══ Raw data ══
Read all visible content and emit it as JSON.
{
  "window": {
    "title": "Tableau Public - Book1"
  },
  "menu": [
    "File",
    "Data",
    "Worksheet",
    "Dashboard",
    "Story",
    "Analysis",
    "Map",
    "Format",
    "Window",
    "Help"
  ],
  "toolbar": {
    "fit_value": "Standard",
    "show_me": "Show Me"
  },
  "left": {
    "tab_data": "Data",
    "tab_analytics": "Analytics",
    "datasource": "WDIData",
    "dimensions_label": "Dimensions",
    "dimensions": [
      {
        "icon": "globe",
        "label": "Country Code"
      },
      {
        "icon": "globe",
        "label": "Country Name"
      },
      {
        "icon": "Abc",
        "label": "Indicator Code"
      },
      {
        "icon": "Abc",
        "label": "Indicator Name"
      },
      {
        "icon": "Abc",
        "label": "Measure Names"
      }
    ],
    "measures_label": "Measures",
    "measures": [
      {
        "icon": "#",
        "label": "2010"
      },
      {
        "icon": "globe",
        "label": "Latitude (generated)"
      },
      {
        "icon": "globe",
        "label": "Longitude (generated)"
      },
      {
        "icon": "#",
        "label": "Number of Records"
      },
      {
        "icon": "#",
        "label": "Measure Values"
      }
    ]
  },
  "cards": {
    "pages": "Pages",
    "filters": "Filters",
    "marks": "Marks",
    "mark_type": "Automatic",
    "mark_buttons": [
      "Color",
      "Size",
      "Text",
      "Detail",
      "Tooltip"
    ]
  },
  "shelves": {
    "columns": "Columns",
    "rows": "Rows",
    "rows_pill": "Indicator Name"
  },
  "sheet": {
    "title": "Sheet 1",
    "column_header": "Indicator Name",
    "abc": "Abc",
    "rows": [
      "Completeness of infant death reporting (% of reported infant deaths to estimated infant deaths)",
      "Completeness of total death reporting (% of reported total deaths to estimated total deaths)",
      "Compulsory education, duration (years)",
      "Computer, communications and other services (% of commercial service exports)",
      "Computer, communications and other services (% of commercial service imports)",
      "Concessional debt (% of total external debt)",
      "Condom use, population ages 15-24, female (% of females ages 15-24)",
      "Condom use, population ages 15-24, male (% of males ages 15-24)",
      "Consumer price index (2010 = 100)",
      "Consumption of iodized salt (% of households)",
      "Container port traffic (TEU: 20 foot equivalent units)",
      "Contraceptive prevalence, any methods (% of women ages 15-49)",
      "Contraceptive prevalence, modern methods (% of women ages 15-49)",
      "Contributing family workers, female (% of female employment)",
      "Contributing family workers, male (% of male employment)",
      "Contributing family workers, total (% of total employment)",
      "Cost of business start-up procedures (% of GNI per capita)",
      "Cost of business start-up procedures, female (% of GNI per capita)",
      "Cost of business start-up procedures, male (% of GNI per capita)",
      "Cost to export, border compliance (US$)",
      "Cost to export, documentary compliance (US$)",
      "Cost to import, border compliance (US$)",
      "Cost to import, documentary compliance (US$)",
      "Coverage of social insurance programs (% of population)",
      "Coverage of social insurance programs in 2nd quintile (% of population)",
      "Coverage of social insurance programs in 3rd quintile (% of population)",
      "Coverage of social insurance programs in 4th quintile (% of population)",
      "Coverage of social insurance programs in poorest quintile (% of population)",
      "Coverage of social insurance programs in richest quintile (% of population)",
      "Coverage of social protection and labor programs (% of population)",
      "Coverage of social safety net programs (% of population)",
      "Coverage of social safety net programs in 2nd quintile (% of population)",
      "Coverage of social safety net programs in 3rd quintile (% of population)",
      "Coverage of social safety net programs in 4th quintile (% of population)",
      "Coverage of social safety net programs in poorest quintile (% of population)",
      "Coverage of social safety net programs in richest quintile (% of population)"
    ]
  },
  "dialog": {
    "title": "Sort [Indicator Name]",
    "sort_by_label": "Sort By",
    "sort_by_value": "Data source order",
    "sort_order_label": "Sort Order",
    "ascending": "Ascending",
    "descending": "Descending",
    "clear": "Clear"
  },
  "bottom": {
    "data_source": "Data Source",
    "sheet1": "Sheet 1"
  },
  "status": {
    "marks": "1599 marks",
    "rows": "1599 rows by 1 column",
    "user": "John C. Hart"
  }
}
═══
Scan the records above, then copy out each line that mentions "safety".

Final answer –
      "Coverage of social safety net programs (% of population)",
      "Coverage of social safety net programs in 2nd quintile (% of population)",
      "Coverage of social safety net programs in 3rd quintile (% of population)",
      "Coverage of social safety net programs in 4th quintile (% of population)",
      "Coverage of social safety net programs in poorest quintile (% of population)",
      "Coverage of social safety net programs in richest quintile (% of population)"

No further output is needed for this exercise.